'A slap in the face:' City declines Ontario's offer to help Overdose Prevention Ottawa

Overdose Prevention Ottawa and councillors who support the work of the volunteer group are disappointed the City of Ottawa declined an offer from the province to winterize the unsanctioned supervised consumption site.

Province had offered a portable generator, heater and EMAT tent for Raphael Brunet park

Leila Attar, a co-organizer with Overdose Prevention Ottawa, said the city's decision to decline help from the Ontario government on winterizing their site is a 'slap in the face.' (Matthew Kupfer/CBC)

Volunteers at the unsanctioned supervised injection site in Lowertown, as well as city councillors who support their work, are disappointed the City of Ottawa declined an offer from the provincial government to winterize the site.

The group was excited the province was extending the same offer of help in the nation's capital as it had at the Moss Park overdose prevention site in Toronto, said Leila Attar, a co-organizer with Overdose Prevention Ottawa.

"For us to hear that they just flat-out declined it without consulting the people that are on the ground, it's honestly like a slap in the face," she said. "It's just disheartening to hear that."

The volunteers have shut down the site for a handful of nights in the past month due to high winds and heavy rain.

"There's rain, there's cold, like the ground is muddy. There's just so many things that we need and supplies that we need and our volunteers need to be taken care of," she said. 

"Those services that the province could have offered would've helped us and instead we're here shivering and stepping in wet ground because we don't have any help."

Mayor wants resources to go to permanent sites

Mayor Jim Watson told CBC Ottawa Friday he would prefer for the province's offer of money to go to the interim supervised injection site two blocks away on Clarence Street or to the expected sites at the Sandy Hill Community Health Centre and Shepherds of Good Hope, which will have federal approval.

Attar said that ignores the urgent need OPO volunteers are helping provide at their site and the city should not try to freeze them out.

"Quite frankly, I think the mayor is incredibly misinformed and uneducated on the concept of harm reduction. He's been an active person to say he doesn't support it. I think really he needs to see that what we're doing here is life-saving work," she said.

Overdose Prevention Ottawa says delays with federally-approved supervised injection sites and low capacity at a temporary city-run site have meant their site is still needed. (Matthew Kupfer/CBC)

The low capacity at the city-run supervised injection site on Clarence Street, as well as delays in opening the Sandy Hill and Shepherds of Good Hope sites, have made it so OPO is still needed, Attar said.

"There is a need for our service right here and if he can't see that, then shame on him because lives will be lost if we're forced to shut down without another service being operated."

'A heartless decision'

Coun. Jeff Leiper said it was unclear who was speaking on behalf of the City of Ottawa in declining the province's offer.
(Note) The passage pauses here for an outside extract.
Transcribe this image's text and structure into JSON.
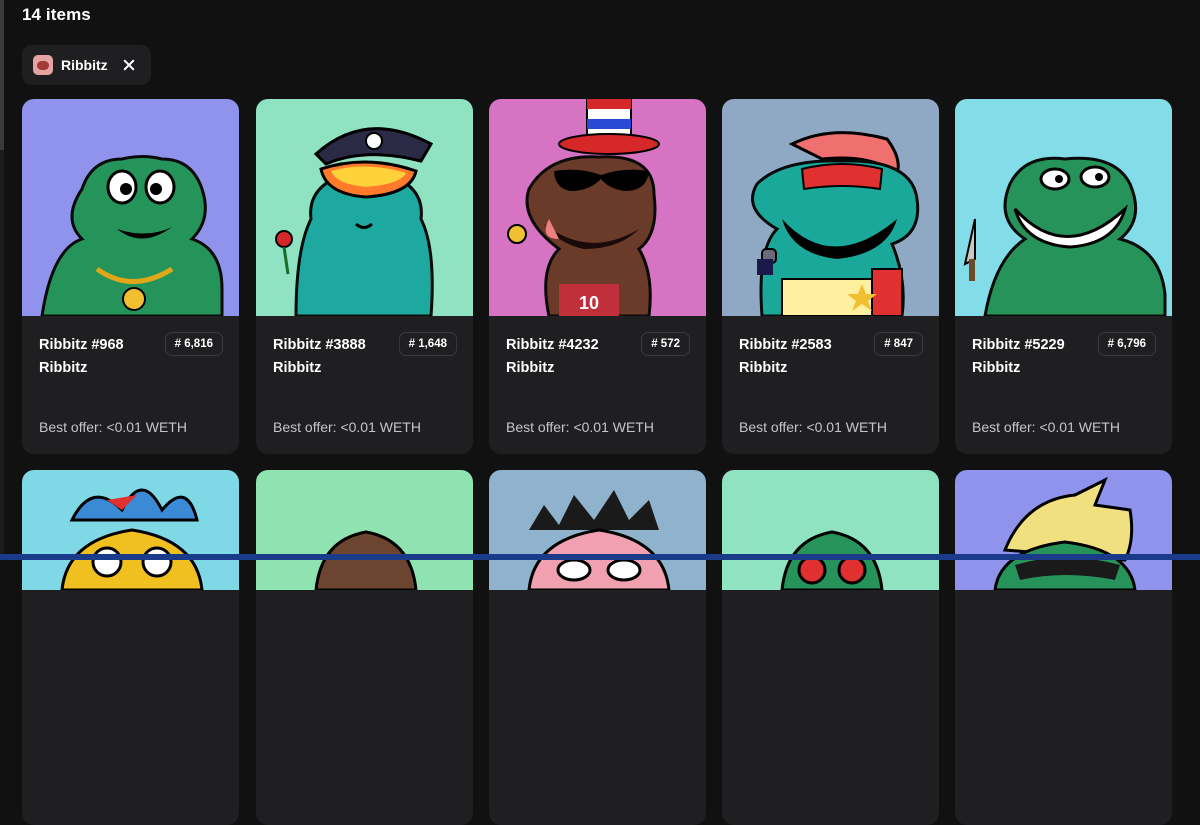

"I think this is a heartless decision. The OPO site is clearly facing challenges as the temperature plunges, but there is also a very fundamental question of who speaks for the city," Leiper said Friday night.

"There is only one body that can speak on behalf of the 'City of Ottawa,' in the absence of any policy otherwise, and that is city council. That's 23 councillors plus a mayor; majority rules. I think we've reached a point where these discussions need to happen around the council table."

A spokesperson for Ottawa Public Health said Friday afternoon they were not informed of the province's offer or the city's response.

Councillors Leiper, Catherine McKenney, Tobi Nussbaum and Diane Deans signed a letter in late September calling for a transition plan so the Raphael Brunet Park site could be wound down when the federally-approved sites opened.

If that transition plan had been put together there might have been a basis to decline the Ministry of Health and Long-Term Care's offer to help OPO run in the winter, Leiper said.

He said it would be premature to close down the unsanctioned site while its services are needed.

He and other councillors who support OPO's work will be talking this weekend about how the issue can be brought before council, he said.

The next full meeting of city council is November 8.